Designed by Frank Harmon Architect PA after the firm won a professional competition for the project in 2008, the AIA NC Center for Architecture & Design will be “a modern building with a green heart,” as Frank Harmon, FAIA, likes to call it.
The building has been designed to meet LEED (Leadership in Energy and Environmental Design) standards at the highest Platinum level, and AIA Committee On The Environment (COTE) goals, which include regional appropriateness and the use of regionally available materials, land use and site ecology, sustainable materials and methods of construction, reduced water usage, and increased energy efficiency.
“As we come out of the recession, we won’t be building in the same wasteful ways,” Harmon said. “With new emphasis on alternative energy and sustainable design, the AIA NC Center will show us a new way to build.”

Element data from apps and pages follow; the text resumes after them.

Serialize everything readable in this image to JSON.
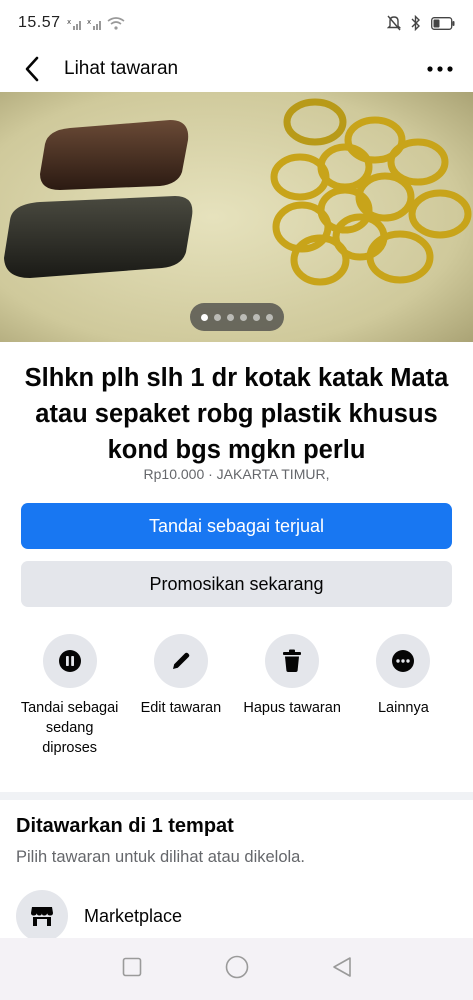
{
  "status_bar": {
    "time": "15.57",
    "icons": [
      "signal-x-icon",
      "signal-x-icon",
      "wifi-icon",
      "mute-icon",
      "bluetooth-icon",
      "battery-icon"
    ]
  },
  "header": {
    "title": "Lihat tawaran",
    "back_icon": "chevron-left-icon",
    "more_icon": "more-horizontal-icon"
  },
  "photo": {
    "image_count": 6,
    "active_index": 0
  },
  "listing": {
    "title": "Slhkn plh slh 1 dr kotak katak Mata atau sepaket robg plastik khusus kond bgs mgkn perlu",
    "meta": "Rp10.000 · JAKARTA TIMUR,"
  },
  "buttons": {
    "mark_sold": "Tandai sebagai terjual",
    "promote": "Promosikan sekarang"
  },
  "actions": [
    {
      "label": "Tandai sebagai sedang diproses",
      "icon": "pause-icon"
    },
    {
      "label": "Edit tawaran",
      "icon": "pencil-icon"
    },
    {
      "label": "Hapus tawaran",
      "icon": "trash-icon"
    },
    {
      "label": "Lainnya",
      "icon": "more-icon"
    }
  ],
  "offered": {
    "title": "Ditawarkan di 1 tempat",
    "subtitle": "Pilih tawaran untuk dilihat atau dikelola.",
    "places": [
      {
        "label": "Marketplace",
        "icon": "marketplace-shop-icon"
      }
    ]
  },
  "navbar": {
    "icons": [
      "recents-square-icon",
      "home-circle-icon",
      "back-triangle-icon"
    ]
  },
  "colors": {
    "primary": "#1877f2",
    "secondary_bg": "#e4e6eb",
    "muted_text": "#65676b"
  }
}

Harmon also believes the Center will be a compelling example for responsible revitalization of the cores of towns and cities across the state, including Raleigh.
“It will demonstrate sustainable urban development and put Raleigh ‘on the map’ as a leader in this endeavor,” he noted, “from re-using every shovel of earth removed for the footprint, to the porously paved parking garden and state-of-the-art ‘green’ technology.”
Deferring to the natural topography, the new building will be situated along the edge of the property and porously paved so that the majority of the site will be park-like – a public park in an area of the city that doesn’t have one. This will provide an outdoor gathering space for AIA NC and community events and effectively expand AIA NC’s outreach program.
“One of AIA NC’s goals is to contribute to the vitality of that section of downtown by transforming an awkward, unused piece of property into a ‘people center’ that will, in turn, impact the businesses around it,” Harmon said.
Architecturally, the overriding objective of the building’s concept is “to demonstrate and encourage aesthetic and ecological integrity – to create a flagship for green architecture in North Carolina that is architecturally, environmentally, socially, and aesthetically inspiring,” Harmon said.
Construction should be completed in 10-12 months.